■ **WHAT YOU HAVE TO DO**
Every line below that includes the word "SchDoc" needs to be copied.

(Records contained in a dataset)
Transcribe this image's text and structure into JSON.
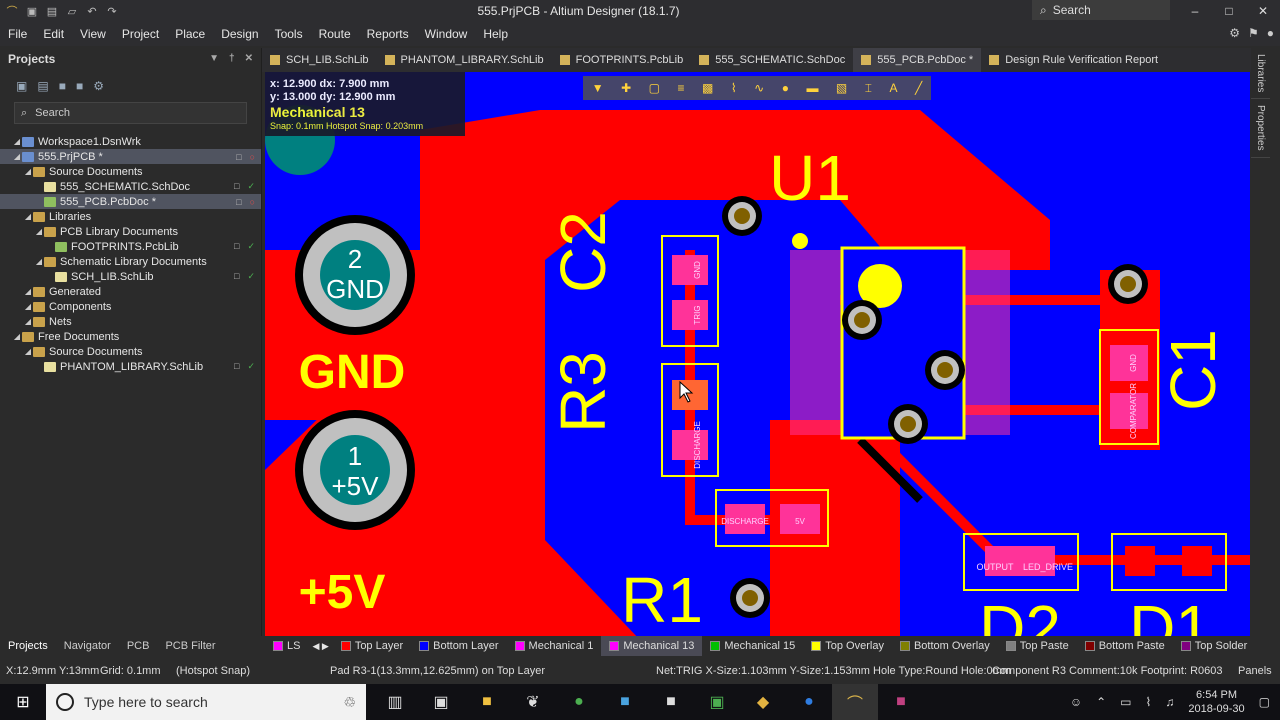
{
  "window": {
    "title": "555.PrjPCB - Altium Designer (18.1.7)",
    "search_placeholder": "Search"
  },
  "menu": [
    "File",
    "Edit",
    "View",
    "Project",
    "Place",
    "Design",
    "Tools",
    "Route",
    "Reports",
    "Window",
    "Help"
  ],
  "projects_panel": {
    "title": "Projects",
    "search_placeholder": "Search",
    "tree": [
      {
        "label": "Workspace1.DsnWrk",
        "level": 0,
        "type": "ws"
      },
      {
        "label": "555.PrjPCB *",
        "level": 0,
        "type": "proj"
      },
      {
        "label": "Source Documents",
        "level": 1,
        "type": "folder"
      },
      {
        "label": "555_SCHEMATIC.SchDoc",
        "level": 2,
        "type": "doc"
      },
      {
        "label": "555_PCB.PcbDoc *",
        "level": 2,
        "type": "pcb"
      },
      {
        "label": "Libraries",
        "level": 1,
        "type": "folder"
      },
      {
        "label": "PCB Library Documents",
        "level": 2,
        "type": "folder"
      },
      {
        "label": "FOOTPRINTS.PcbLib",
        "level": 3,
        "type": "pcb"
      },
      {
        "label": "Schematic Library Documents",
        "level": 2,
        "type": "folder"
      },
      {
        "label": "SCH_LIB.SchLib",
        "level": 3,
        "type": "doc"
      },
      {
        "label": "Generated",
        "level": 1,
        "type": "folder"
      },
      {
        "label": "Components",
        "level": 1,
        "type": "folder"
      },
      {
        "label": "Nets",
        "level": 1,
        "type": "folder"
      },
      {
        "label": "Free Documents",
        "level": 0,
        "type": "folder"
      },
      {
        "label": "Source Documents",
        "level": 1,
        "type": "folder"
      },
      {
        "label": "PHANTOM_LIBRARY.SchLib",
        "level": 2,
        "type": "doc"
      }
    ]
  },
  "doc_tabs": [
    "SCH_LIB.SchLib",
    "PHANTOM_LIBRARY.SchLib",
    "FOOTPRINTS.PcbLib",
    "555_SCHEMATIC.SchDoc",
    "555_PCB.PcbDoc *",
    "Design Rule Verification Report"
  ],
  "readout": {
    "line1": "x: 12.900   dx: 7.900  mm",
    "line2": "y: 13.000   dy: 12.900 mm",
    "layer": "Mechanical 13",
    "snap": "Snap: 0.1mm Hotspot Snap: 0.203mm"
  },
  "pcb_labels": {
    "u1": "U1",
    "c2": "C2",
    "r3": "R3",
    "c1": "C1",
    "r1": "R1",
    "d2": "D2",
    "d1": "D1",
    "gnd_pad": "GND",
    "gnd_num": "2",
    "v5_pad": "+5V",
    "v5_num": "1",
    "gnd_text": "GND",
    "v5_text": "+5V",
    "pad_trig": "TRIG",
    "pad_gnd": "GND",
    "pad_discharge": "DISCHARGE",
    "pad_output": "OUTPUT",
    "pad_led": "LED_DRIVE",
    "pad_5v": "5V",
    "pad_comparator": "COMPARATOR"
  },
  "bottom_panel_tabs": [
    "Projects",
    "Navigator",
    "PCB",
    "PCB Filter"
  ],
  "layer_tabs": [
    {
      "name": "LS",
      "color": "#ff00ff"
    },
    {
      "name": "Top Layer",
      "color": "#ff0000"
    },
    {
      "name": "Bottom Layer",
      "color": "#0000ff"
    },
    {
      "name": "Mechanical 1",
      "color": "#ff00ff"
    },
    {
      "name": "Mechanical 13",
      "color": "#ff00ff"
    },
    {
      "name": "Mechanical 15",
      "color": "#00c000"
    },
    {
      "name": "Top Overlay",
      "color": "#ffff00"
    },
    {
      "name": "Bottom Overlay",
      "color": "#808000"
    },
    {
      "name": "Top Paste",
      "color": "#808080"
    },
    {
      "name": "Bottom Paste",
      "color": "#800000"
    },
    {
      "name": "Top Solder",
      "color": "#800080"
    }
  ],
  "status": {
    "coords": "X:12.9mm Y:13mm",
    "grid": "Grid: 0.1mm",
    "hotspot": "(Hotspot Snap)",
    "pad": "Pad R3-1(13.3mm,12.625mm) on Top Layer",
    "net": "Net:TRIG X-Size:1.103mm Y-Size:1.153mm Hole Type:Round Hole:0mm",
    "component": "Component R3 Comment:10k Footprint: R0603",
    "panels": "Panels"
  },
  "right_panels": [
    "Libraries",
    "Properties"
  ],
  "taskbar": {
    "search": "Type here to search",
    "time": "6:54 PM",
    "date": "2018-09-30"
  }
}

■ **RESPONSE TO THIS TASK**
        "label": "555_SCHEMATIC.SchDoc",
    "555_SCHEMATIC.SchDoc",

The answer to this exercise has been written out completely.